** Supplied information **
※

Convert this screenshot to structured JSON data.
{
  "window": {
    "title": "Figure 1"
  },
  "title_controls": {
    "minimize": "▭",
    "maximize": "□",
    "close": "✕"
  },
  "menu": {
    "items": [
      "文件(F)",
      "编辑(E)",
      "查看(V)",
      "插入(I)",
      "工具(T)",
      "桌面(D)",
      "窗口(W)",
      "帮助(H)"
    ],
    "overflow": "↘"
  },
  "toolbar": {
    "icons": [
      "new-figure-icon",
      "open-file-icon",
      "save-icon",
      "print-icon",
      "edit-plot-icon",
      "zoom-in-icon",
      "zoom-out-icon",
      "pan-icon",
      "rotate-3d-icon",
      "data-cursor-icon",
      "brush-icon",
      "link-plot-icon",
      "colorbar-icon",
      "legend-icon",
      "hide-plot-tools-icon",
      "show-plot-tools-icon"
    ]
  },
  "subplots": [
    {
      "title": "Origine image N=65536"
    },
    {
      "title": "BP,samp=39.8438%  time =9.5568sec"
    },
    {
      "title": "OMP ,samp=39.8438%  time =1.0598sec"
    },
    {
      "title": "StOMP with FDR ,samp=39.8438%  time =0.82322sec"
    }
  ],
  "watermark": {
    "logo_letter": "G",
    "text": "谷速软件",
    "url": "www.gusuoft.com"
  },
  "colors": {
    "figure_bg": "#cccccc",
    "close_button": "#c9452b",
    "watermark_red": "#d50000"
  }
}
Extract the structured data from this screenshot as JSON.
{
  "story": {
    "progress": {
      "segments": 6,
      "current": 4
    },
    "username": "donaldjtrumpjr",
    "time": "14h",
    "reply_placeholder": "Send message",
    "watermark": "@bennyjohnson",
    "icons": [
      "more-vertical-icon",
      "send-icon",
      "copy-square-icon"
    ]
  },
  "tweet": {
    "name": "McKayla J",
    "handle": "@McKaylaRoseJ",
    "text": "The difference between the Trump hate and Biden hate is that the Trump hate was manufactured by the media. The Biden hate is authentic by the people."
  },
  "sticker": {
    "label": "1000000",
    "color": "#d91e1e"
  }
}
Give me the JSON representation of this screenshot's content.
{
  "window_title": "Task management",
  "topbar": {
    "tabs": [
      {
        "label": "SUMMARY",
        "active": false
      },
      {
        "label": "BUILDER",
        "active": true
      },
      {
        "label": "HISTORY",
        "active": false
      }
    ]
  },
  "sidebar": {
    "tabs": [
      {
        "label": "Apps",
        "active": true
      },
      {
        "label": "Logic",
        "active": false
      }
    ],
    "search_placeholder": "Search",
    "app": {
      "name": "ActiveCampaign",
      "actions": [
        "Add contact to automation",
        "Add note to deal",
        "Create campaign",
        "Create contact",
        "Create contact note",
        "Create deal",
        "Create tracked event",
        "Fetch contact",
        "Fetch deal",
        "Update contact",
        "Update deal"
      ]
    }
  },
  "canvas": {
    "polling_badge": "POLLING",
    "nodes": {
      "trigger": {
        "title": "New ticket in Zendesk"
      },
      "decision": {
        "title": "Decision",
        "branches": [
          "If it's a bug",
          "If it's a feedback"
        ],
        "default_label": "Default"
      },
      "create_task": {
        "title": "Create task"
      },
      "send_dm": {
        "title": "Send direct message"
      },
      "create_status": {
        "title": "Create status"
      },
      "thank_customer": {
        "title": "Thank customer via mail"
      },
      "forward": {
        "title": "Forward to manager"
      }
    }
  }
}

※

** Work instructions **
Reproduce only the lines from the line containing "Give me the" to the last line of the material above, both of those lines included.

** Reply to the task **
Give me the JSON representation of this screenshot's content.
{
  "window_title": "Task management",
  "topbar": {
    "tabs": [
      {
        "label": "SUMMARY",
        "active": false
      },
      {
        "label": "BUILDER",
        "active": true
      },
      {
        "label": "HISTORY",
        "active": false
      }
    ]
  },
  "sidebar": {
    "tabs": [
      {
        "label": "Apps",
        "active": true
      },
      {
        "label": "Logic",
        "active": false
      }
    ],
    "search_placeholder": "Search",
    "app": {
      "name": "ActiveCampaign",
      "actions": [
        "Add contact to automation",
        "Add note to deal",
        "Create campaign",
        "Create contact",
        "Create contact note",
        "Create deal",
        "Create tracked event",
        "Fetch contact",
        "Fetch deal",
        "Update contact",
        "Update deal"
      ]
    }
  },
  "canvas": {
    "polling_badge": "POLLING",
    "nodes": {
      "trigger": {
        "title": "New ticket in Zendesk"
      },
      "decision": {
        "title": "Decision",
        "branches": [
          "If it's a bug",
          "If it's a feedback"
        ],
        "default_label": "Default"
      },
      "create_task": {
        "title": "Create task"
      },
      "send_dm": {
        "title": "Send direct message"
      },
      "create_status": {
        "title": "Create status"
      },
      "thank_customer": {
        "title": "Thank customer via mail"
      },
      "forward": {
        "title": "Forward to manager"
      }
    }
  }
}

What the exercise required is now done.